Sweden's latest difficulties in obtaining Türkiye's consent to join NATO may prompt Finland to seek accession to the US-led military alliance alone, Finnish Foreign Minister Pekka Haavisto has indicated.
Helsinki and Stockholm submitted their applications for NATO membership together and would rather complete the process together as well, the top diplomat told national broadcaster Yle on Tuesday. However, Finland may decide to move forward on its own, considering Sweden's deteriorating relationship with Türkiye.
The Finnish government would "reevaluate the situation" should Sweden's bid take too long to be accepted by Ankara, the official said on the sidelines of a meeting of EU foreign ministers in Brussels. He said his government didn't expect any breakthroughs until after the upcoming general election in Türkiye, which is scheduled for May.
In an interview with Reuters on Tuesday, Haavisto said three-way talks involving Sweden and Türkiye may require a "timeout" for a "couple of weeks." Last week, he mentioned the idea of decoupling the two applications for NATO membership in an interview with Turkish media.
Turkish President Recep Tayyip Erdogan declared on Monday that his government would offer no support for Sweden's bid to join NATO, after Stockholm allowed a protest that involved the burning of a Koran. The demonstration was staged last weekend by activist Rasmus Paludan, a Danish-Swedish lawyer who heads up the Stram Kurs (Hard Line) party in Denmark.
Haavisto criticized the demonstrators, stating they were "playing with the security of Finland and Sweden." The two Nordic nations, who remained neutral throughout the Cold War, claimed that they needed to join NATO due to a perceived threat from Russia.
Even before they formally applied last May, Ankara flagged its objection to their membership.

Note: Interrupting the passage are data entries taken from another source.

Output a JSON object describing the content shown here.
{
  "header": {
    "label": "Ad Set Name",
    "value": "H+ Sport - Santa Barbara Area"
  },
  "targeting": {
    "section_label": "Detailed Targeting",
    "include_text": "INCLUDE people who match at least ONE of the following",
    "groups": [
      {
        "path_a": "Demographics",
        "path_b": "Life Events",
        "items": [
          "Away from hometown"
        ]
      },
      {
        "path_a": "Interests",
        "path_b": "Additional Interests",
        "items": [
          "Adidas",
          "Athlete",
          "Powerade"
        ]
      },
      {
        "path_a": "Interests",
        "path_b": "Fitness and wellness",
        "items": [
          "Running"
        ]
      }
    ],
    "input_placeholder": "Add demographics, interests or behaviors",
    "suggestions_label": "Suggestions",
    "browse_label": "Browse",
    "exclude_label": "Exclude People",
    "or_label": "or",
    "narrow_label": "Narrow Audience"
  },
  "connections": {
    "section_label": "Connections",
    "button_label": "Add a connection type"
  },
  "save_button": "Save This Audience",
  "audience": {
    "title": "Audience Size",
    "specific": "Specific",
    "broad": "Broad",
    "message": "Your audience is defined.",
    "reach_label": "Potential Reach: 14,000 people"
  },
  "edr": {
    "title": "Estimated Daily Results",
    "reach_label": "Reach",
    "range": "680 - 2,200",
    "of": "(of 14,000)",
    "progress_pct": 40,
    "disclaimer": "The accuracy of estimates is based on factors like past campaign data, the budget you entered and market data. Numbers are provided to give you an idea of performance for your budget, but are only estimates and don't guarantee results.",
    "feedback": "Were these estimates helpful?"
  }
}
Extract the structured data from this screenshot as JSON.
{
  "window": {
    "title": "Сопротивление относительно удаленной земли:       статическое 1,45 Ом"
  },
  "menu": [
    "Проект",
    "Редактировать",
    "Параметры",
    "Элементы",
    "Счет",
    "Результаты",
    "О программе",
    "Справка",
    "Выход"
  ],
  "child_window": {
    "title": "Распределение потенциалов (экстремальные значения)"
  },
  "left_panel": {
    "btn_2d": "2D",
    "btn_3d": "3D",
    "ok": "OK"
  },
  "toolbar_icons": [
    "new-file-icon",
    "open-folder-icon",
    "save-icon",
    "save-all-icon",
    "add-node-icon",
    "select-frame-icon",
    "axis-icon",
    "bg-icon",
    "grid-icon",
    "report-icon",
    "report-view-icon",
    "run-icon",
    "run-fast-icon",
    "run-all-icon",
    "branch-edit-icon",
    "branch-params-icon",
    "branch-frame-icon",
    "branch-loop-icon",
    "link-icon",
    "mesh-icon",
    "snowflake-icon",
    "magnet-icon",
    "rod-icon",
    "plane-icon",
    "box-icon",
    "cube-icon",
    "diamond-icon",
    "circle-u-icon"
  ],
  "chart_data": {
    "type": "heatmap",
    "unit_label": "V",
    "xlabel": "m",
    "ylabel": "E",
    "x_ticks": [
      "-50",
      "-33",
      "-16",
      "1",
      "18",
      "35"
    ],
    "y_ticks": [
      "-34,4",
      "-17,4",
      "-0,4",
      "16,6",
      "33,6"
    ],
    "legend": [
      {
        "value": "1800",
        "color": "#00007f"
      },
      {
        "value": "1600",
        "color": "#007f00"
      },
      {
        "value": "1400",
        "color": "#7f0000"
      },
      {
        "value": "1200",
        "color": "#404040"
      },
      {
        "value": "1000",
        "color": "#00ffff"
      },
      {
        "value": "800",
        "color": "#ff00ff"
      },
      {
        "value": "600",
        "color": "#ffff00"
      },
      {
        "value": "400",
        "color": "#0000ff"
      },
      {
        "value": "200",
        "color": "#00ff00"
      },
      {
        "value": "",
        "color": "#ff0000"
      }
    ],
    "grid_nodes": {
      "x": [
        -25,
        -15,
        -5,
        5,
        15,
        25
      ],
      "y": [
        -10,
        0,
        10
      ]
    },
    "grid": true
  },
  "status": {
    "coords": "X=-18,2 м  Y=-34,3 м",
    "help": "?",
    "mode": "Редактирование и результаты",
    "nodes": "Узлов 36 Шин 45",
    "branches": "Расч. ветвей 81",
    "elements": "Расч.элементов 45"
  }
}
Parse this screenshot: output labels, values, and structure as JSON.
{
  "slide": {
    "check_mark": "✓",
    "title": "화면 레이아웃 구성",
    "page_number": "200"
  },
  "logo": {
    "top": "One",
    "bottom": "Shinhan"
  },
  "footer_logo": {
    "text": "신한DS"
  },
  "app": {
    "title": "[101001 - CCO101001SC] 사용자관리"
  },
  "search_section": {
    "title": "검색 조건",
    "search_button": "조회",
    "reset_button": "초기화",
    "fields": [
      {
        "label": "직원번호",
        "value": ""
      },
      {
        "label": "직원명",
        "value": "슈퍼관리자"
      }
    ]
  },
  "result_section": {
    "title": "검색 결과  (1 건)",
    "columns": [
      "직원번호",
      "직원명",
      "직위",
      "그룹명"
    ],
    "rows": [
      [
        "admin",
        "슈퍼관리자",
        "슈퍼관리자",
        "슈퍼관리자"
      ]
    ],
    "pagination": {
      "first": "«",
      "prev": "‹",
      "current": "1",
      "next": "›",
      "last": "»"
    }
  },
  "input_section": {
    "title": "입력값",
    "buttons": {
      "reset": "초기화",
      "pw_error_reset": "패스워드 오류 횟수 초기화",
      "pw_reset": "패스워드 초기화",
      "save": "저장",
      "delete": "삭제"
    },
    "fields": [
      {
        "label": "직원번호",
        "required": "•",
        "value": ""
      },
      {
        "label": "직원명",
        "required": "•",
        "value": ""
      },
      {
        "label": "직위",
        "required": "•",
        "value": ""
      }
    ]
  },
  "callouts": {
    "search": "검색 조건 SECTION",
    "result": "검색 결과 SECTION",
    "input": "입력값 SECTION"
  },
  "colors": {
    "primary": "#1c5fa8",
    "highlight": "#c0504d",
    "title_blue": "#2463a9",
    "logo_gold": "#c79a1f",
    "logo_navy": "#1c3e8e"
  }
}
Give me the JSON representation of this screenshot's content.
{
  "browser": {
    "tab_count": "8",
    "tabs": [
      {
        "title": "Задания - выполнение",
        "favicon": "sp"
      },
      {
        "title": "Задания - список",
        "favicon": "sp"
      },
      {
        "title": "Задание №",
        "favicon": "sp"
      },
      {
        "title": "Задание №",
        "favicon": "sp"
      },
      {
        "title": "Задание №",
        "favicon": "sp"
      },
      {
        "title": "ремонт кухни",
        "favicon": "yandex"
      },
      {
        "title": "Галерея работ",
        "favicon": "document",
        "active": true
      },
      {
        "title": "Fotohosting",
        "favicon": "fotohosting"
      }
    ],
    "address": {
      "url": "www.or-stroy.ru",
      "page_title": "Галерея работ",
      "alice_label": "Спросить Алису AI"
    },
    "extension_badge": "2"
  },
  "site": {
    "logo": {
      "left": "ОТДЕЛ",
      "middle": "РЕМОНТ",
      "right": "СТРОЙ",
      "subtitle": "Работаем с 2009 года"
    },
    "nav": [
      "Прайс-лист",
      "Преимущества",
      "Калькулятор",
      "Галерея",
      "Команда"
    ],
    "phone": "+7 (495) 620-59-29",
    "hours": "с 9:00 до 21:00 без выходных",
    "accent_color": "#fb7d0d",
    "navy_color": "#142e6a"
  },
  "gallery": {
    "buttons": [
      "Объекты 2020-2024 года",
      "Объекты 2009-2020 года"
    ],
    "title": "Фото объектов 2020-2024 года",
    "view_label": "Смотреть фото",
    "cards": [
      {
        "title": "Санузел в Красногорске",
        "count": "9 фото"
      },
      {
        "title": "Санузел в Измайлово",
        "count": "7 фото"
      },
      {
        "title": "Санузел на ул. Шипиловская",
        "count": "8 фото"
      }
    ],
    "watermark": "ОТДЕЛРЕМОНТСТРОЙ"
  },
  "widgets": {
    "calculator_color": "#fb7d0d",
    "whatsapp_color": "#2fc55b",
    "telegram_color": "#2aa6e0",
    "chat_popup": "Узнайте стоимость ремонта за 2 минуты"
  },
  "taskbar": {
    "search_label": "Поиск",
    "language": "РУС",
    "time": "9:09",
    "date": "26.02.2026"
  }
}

The Turkish government accused Finland and Sweden of undermining its security with an arms embargo and failure to combat groups that Ankara considers terrorist organizations. The candidate nations pledged to address Türkiye's concerns.